Description 6 ROBERT E. HELBLING and moral diffidence. We might object that there is a fair amount of grotesque stuff in the literature of the Enlightenment, that happy interlude between the stake and the guillotine, in Voltaire's Candide, for instance, or in Swift's Tale of the Tub. But in these works the grotesqueries clearly serve the aims of a pointed social satire, maybe because their authors could still have a modicum of confidence in the ultimate triumph of human reason. Reverting to our German Romantics, they were past masters in dredging up some pretty scary nightmare figures. But they did not do this to provide their readers with a cheap thrill. The general ambiance into which German Romanticism was born is permeated by a philosophy that postulated the presence of a free and absolute spirit behind the humdrum world of mere empirical understanding.

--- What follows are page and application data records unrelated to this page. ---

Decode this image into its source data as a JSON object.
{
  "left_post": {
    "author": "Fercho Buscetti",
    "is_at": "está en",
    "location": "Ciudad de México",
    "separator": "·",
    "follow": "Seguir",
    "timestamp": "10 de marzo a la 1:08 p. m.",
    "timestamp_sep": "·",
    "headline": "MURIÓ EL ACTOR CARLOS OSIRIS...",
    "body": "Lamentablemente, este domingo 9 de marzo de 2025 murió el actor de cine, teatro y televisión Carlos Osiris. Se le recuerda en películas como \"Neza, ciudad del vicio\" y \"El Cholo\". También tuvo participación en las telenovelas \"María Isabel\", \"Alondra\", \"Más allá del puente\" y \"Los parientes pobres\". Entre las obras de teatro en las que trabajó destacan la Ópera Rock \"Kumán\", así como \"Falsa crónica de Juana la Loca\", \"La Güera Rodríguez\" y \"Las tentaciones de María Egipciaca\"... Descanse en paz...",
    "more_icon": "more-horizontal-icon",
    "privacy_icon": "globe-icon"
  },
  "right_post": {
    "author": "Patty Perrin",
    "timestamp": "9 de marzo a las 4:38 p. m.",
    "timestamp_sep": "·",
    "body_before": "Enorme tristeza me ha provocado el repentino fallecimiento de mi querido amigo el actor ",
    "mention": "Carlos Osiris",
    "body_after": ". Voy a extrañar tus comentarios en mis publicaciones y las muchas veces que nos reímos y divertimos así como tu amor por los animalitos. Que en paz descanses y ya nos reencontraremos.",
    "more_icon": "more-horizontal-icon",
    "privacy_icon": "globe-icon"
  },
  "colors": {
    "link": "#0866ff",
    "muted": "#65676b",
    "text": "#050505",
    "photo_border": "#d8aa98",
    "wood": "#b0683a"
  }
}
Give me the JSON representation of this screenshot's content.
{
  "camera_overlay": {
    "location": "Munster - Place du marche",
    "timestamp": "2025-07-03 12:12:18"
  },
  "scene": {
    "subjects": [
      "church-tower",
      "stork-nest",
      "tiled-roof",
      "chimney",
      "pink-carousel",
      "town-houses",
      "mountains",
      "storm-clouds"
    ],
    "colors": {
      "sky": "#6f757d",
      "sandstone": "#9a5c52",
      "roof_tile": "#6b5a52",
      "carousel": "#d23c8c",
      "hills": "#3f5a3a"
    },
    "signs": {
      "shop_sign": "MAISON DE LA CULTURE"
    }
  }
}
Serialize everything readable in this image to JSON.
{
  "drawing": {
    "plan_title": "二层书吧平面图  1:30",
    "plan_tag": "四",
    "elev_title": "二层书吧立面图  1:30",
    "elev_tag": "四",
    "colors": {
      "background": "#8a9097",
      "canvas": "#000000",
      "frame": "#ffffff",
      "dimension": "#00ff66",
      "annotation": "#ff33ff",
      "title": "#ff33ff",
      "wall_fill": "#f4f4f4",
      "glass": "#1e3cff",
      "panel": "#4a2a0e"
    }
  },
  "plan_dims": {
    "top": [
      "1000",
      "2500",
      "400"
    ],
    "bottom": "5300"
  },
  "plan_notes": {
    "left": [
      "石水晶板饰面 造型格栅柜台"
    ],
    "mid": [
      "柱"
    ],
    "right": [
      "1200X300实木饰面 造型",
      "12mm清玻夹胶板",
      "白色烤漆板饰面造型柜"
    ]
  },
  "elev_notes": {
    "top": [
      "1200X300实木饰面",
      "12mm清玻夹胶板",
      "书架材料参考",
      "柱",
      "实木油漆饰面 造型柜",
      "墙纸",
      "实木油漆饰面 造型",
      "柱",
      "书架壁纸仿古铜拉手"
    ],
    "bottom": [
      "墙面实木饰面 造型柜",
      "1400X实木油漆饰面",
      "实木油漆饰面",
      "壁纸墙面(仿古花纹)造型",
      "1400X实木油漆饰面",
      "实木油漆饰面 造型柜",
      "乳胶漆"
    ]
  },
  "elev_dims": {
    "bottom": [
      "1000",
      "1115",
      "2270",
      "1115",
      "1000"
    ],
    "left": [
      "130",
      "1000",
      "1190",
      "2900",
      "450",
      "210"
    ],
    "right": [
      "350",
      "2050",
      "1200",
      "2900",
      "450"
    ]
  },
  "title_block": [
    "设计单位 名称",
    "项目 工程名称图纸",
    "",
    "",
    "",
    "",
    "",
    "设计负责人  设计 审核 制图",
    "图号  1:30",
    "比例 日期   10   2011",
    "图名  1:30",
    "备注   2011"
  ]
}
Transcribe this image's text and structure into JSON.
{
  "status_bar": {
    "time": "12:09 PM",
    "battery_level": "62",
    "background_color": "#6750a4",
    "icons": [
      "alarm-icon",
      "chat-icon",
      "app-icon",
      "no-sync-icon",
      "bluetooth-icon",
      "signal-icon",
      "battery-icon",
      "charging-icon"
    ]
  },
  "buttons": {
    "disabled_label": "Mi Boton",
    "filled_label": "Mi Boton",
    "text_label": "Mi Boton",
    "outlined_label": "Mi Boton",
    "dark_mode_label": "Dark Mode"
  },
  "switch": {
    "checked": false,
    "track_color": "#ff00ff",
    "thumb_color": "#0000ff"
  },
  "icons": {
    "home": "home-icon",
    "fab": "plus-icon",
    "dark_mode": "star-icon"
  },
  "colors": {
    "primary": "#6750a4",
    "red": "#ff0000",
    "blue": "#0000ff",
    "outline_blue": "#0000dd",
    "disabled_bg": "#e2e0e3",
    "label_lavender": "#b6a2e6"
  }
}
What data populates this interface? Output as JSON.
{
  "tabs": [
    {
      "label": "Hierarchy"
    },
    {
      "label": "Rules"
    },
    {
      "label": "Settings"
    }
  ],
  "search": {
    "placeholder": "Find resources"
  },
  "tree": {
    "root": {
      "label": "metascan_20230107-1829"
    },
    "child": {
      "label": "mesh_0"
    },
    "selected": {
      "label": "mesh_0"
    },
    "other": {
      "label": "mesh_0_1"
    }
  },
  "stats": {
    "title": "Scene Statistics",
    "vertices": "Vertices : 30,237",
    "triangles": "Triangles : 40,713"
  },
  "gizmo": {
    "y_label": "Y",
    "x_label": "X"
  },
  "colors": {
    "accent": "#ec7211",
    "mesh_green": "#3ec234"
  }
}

Some Romantics such as Novalis went the mystic way and tried to find the identity of the self with that transcendental spirit through an inward journey of the soul (somewhat comparable to latter-day transcendentalists). Others immersed themselves in the fantasy world of the fairy and folk tale. (Parenthetically the fantastic is not identical with the grotesque. Alice's Adventures in Wonderland or Tolkien's hobbit world are not grotesque, through at times they may flirt with it, for the fantastic creates a world governed by its own esoteric laws rather than showing a disquieting estrangement of our world from itself.) Still other Romantics - and these are of topical interest to us - foremost among them E.T.A. Hoffmann, went the grotesque way. In their urge to find access to the "spiritual" realm hidden behind a rational facade, they created a dichotomous world where oneiric creatures, both frightening and comical, ugly and poetic, took possession of the soul or popped in and out of the protagonists' lives, blurring thereby the dividing line between dream and reality. Some episodes in The Elixirs of the Devil read like the literary equivalent of Bosch's or the Brueghel's infernal visions: I wanted to pray, when I became aware of a bewildering whispering and rustling. Persons whom I knew to be gentle were distorted into the wildest caricatures. Heads moved along on crickets' legs attached to their ears and sneered at me. Strange fowl - ravens with human faces - whirled in the air. I recognized the concertmaster from B, with his sister, who danced madly to the tune of a waltz which her brother played on his chest, which served as a violin. Belcampo, with an ugly lizard's face and mounted on a ghastly winged worm, violently approached me and wanted to comb my beard with a red-hot iron comb . . .5
Format image/jpeg
Identifier 009-RNLT- helblingR_ Page 6.jpg
Source Original Manuscript: The power of "negative" thinking : the grotesque in the modern world by Robert E. Helbling.
Setname uu_fwrl
Date Created 2008-07-29
Date Modified 2008-07-29
ID 320011
Reference URL